To do |
Quote the records beneath, complete and exact. Leave out images.

Data for this exercise |

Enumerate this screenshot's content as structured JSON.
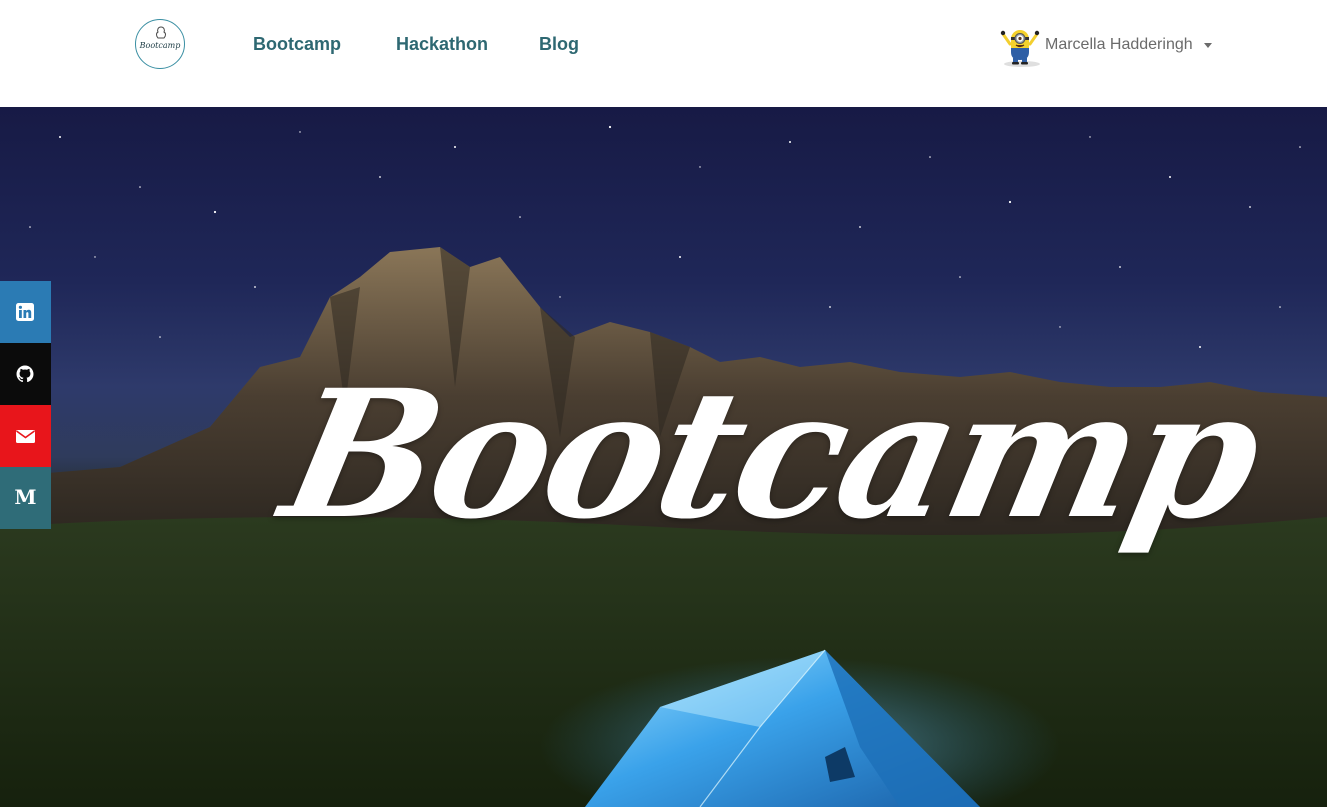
{
  "navbar": {
    "logo": {
      "text": "Bootcamp",
      "icon": "bootcamp-logo"
    },
    "links": [
      {
        "label": "Bootcamp"
      },
      {
        "label": "Hackathon"
      },
      {
        "label": "Blog"
      }
    ],
    "user": {
      "name": "Marcella Hadderingh",
      "avatar_icon": "minion-avatar"
    }
  },
  "hero": {
    "title": "Bootcamp",
    "background": "night sky over mountains with a glowing blue tent"
  },
  "social": {
    "items": [
      {
        "name": "linkedin",
        "icon": "linkedin-icon",
        "color": "#2b7bb4"
      },
      {
        "name": "github",
        "icon": "github-icon",
        "color": "#0b0b0b"
      },
      {
        "name": "email",
        "icon": "envelope-icon",
        "color": "#e8151b"
      },
      {
        "name": "medium",
        "icon": "medium-icon",
        "label": "M",
        "color": "#2f6c78"
      }
    ]
  },
  "colors": {
    "nav_link": "#2e6872",
    "user_name": "#6b6b6b",
    "tent": "#2f8fd8"
  }
}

Answer to this problem |
Enumerate this screenshot's content as structured JSON.
{
  "navbar": {
    "logo": {
      "text": "Bootcamp",
      "icon": "bootcamp-logo"
    },
    "links": [
      {
        "label": "Bootcamp"
      },
      {
        "label": "Hackathon"
      },
      {
        "label": "Blog"
      }
    ],
    "user": {
      "name": "Marcella Hadderingh",
      "avatar_icon": "minion-avatar"
    }
  },
  "hero": {
    "title": "Bootcamp",
    "background": "night sky over mountains with a glowing blue tent"
  },
  "social": {
    "items": [
      {
        "name": "linkedin",
        "icon": "linkedin-icon",
        "color": "#2b7bb4"
      },
      {
        "name": "github",
        "icon": "github-icon",
        "color": "#0b0b0b"
      },
      {
        "name": "email",
        "icon": "envelope-icon",
        "color": "#e8151b"
      },
      {
        "name": "medium",
        "icon": "medium-icon",
        "label": "M",
        "color": "#2f6c78"
      }
    ]
  },
  "colors": {
    "nav_link": "#2e6872",
    "user_name": "#6b6b6b",
    "tent": "#2f8fd8"
  }
}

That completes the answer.